Material for the task:
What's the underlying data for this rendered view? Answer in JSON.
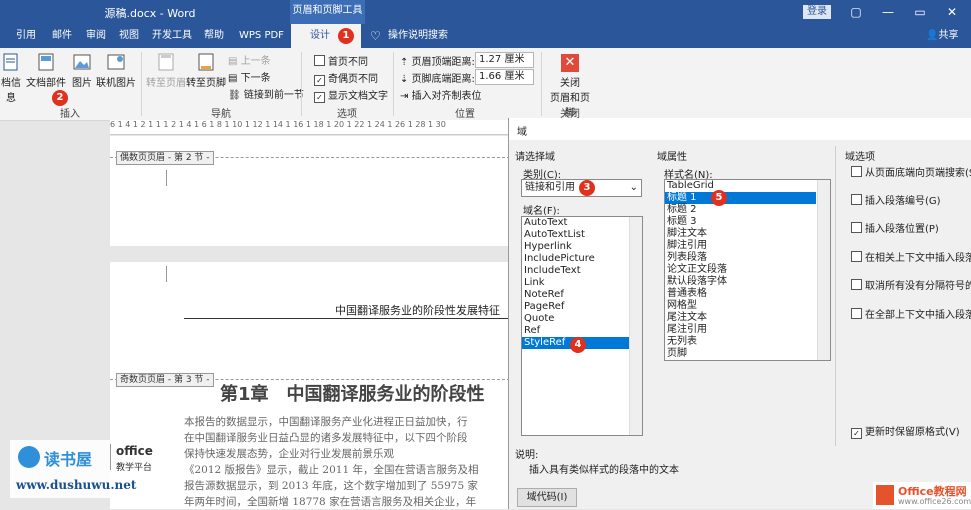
{
  "window": {
    "title": "源稿.docx - Word",
    "context_tab": "页眉和页脚工具",
    "login": "登录",
    "share": "共享"
  },
  "tabs": [
    "引用",
    "邮件",
    "审阅",
    "视图",
    "开发工具",
    "帮助",
    "WPS PDF",
    "设计",
    "操作说明搜索"
  ],
  "ribbon": {
    "insert_group": {
      "items": [
        "档信息",
        "文档部件",
        "图片",
        "联机图片"
      ],
      "label": "插入"
    },
    "nav_group": {
      "goto_header": "转至页眉",
      "goto_footer": "转至页脚",
      "prev": "上一条",
      "next": "下一条",
      "link_prev": "链接到前一节",
      "label": "导航"
    },
    "options_group": {
      "first_page": "首页不同",
      "odd_even": "奇偶页不同",
      "show_text": "显示文档文字",
      "label": "选项"
    },
    "position_group": {
      "header_top": "页眉顶端距离:",
      "header_top_value": "1.27 厘米",
      "footer_bottom": "页脚底端距离:",
      "footer_bottom_value": "1.66 厘米",
      "insert_tab": "插入对齐制表位",
      "label": "位置"
    },
    "close_group": {
      "close": "关闭",
      "close2": "页眉和页脚",
      "label": "关闭"
    }
  },
  "ruler": "6 1 4 1 2 1 1 1 2 1 4 1 6 1 8 1 10 1 12 1 14 1 16 1 18 1 20 1 22 1 24 1 26 1 28 1 30",
  "document": {
    "even_header_tag": "偶数页页眉 - 第 2 节 -",
    "odd_header_tag": "奇数页页眉 - 第 3 节 -",
    "header_text": "中国翻译服务业的阶段性发展特征",
    "chapter_title": "第1章　中国翻译服务业的阶段性",
    "body_lines": [
      "本报告的数据显示，中国翻译服务产业化进程正日益加快，行",
      "在中国翻译服务业日益凸显的诸多发展特征中，以下四个阶段",
      "保持快速发展态势，企业对行业发展前景乐观",
      "《2012 版报告》显示，截止 2011 年，全国在营语言服务及相",
      "报告源数据显示，到 2013 年底，这个数字增加到了 55975 家",
      "年两年时间，全国新增 18778 家在营语言服务及相关企业，年"
    ]
  },
  "dialog": {
    "title": "域",
    "choose_field": "请选择域",
    "category_label": "类别(C):",
    "category_value": "链接和引用",
    "field_names_label": "域名(F):",
    "field_names": [
      "AutoText",
      "AutoTextList",
      "Hyperlink",
      "IncludePicture",
      "IncludeText",
      "Link",
      "NoteRef",
      "PageRef",
      "Quote",
      "Ref",
      "StyleRef"
    ],
    "field_props": "域属性",
    "style_name_label": "样式名(N):",
    "style_names": [
      "TableGrid",
      "标题 1",
      "标题 2",
      "标题 3",
      "脚注文本",
      "脚注引用",
      "列表段落",
      "论文正文段落",
      "默认段落字体",
      "普通表格",
      "网格型",
      "尾注文本",
      "尾注引用",
      "无列表",
      "页脚"
    ],
    "field_options": "域选项",
    "options": [
      "从页面底端向页端搜索(S)",
      "插入段落编号(G)",
      "插入段落位置(P)",
      "在相关上下文中插入段落号",
      "取消所有没有分隔符号的字",
      "在全部上下文中插入段落号"
    ],
    "preserve_format": "更新时保留原格式(V)",
    "description_label": "说明:",
    "description": "插入具有类似样式的段落中的文本",
    "field_codes_button": "域代码(I)"
  },
  "badges": [
    "1",
    "2",
    "3",
    "4",
    "5"
  ],
  "watermarks": {
    "site_name": "读书屋",
    "office": "office",
    "platform": "教学平台",
    "url": "www.dushuwu.net",
    "office_logo": "Office教程网",
    "office_url": "www.office26.com"
  }
}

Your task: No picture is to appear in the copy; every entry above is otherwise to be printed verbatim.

Solution:
What's the underlying data for this rendered view? Answer in JSON.
{
  "window": {
    "title": "源稿.docx - Word",
    "context_tab": "页眉和页脚工具",
    "login": "登录",
    "share": "共享"
  },
  "tabs": [
    "引用",
    "邮件",
    "审阅",
    "视图",
    "开发工具",
    "帮助",
    "WPS PDF",
    "设计",
    "操作说明搜索"
  ],
  "ribbon": {
    "insert_group": {
      "items": [
        "档信息",
        "文档部件",
        "图片",
        "联机图片"
      ],
      "label": "插入"
    },
    "nav_group": {
      "goto_header": "转至页眉",
      "goto_footer": "转至页脚",
      "prev": "上一条",
      "next": "下一条",
      "link_prev": "链接到前一节",
      "label": "导航"
    },
    "options_group": {
      "first_page": "首页不同",
      "odd_even": "奇偶页不同",
      "show_text": "显示文档文字",
      "label": "选项"
    },
    "position_group": {
      "header_top": "页眉顶端距离:",
      "header_top_value": "1.27 厘米",
      "footer_bottom": "页脚底端距离:",
      "footer_bottom_value": "1.66 厘米",
      "insert_tab": "插入对齐制表位",
      "label": "位置"
    },
    "close_group": {
      "close": "关闭",
      "close2": "页眉和页脚",
      "label": "关闭"
    }
  },
  "ruler": "6 1 4 1 2 1 1 1 2 1 4 1 6 1 8 1 10 1 12 1 14 1 16 1 18 1 20 1 22 1 24 1 26 1 28 1 30",
  "document": {
    "even_header_tag": "偶数页页眉 - 第 2 节 -",
    "odd_header_tag": "奇数页页眉 - 第 3 节 -",
    "header_text": "中国翻译服务业的阶段性发展特征",
    "chapter_title": "第1章　中国翻译服务业的阶段性",
    "body_lines": [
      "本报告的数据显示，中国翻译服务产业化进程正日益加快，行",
      "在中国翻译服务业日益凸显的诸多发展特征中，以下四个阶段",
      "保持快速发展态势，企业对行业发展前景乐观",
      "《2012 版报告》显示，截止 2011 年，全国在营语言服务及相",
      "报告源数据显示，到 2013 年底，这个数字增加到了 55975 家",
      "年两年时间，全国新增 18778 家在营语言服务及相关企业，年"
    ]
  },
  "dialog": {
    "title": "域",
    "choose_field": "请选择域",
    "category_label": "类别(C):",
    "category_value": "链接和引用",
    "field_names_label": "域名(F):",
    "field_names": [
      "AutoText",
      "AutoTextList",
      "Hyperlink",
      "IncludePicture",
      "IncludeText",
      "Link",
      "NoteRef",
      "PageRef",
      "Quote",
      "Ref",
      "StyleRef"
    ],
    "field_props": "域属性",
    "style_name_label": "样式名(N):",
    "style_names": [
      "TableGrid",
      "标题 1",
      "标题 2",
      "标题 3",
      "脚注文本",
      "脚注引用",
      "列表段落",
      "论文正文段落",
      "默认段落字体",
      "普通表格",
      "网格型",
      "尾注文本",
      "尾注引用",
      "无列表",
      "页脚"
    ],
    "field_options": "域选项",
    "options": [
      "从页面底端向页端搜索(S)",
      "插入段落编号(G)",
      "插入段落位置(P)",
      "在相关上下文中插入段落号",
      "取消所有没有分隔符号的字",
      "在全部上下文中插入段落号"
    ],
    "preserve_format": "更新时保留原格式(V)",
    "description_label": "说明:",
    "description": "插入具有类似样式的段落中的文本",
    "field_codes_button": "域代码(I)"
  },
  "badges": [
    "1",
    "2",
    "3",
    "4",
    "5"
  ],
  "watermarks": {
    "site_name": "读书屋",
    "office": "office",
    "platform": "教学平台",
    "url": "www.dushuwu.net",
    "office_logo": "Office教程网",
    "office_url": "www.office26.com"
  }
}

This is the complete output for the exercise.